• What needs to be done
The lines to be copied are those below that contain "JSON".

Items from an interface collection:
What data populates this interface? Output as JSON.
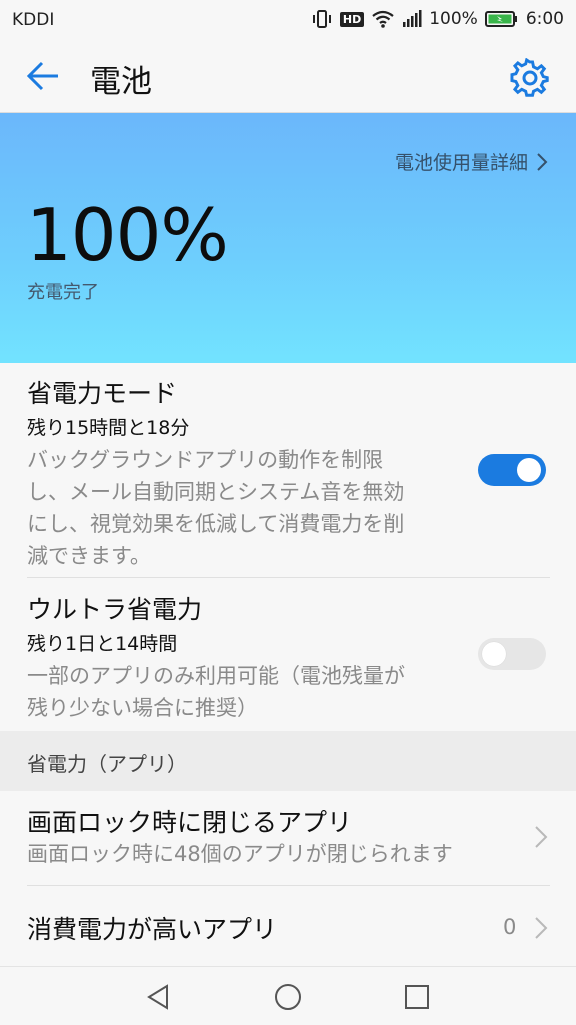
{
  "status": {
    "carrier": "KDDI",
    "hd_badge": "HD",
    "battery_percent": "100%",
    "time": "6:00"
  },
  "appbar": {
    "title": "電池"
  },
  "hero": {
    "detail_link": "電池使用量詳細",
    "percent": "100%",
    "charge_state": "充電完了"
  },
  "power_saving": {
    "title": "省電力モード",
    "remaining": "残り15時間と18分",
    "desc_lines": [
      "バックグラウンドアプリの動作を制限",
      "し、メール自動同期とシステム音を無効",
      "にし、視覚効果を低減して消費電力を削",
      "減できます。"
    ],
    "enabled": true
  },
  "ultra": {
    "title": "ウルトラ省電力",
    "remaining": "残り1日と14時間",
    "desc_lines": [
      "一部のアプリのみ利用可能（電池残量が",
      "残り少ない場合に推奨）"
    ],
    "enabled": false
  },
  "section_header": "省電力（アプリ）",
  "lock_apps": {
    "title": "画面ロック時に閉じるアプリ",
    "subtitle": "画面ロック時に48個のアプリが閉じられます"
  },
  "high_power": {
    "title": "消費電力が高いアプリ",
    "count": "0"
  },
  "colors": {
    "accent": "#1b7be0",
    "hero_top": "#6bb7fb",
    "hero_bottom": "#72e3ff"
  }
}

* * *

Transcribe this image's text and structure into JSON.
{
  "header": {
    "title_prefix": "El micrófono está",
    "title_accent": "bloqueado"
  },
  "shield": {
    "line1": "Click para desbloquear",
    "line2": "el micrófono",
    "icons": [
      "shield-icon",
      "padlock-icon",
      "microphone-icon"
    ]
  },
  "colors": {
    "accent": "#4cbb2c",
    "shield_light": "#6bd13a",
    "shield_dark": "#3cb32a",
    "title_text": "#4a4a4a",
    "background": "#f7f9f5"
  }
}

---

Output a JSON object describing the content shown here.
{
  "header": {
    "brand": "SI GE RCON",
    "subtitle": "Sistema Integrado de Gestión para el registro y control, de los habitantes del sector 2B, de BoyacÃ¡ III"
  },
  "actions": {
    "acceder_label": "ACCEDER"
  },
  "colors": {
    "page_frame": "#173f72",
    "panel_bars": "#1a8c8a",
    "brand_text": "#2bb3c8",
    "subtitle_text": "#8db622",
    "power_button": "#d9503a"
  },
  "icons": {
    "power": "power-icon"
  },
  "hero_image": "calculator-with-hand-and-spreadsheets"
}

• Answer to the exercise
What data populates this interface? Output as JSON.
Transcribe this image's text and structure into JSON.
Output a JSON object describing the content shown here.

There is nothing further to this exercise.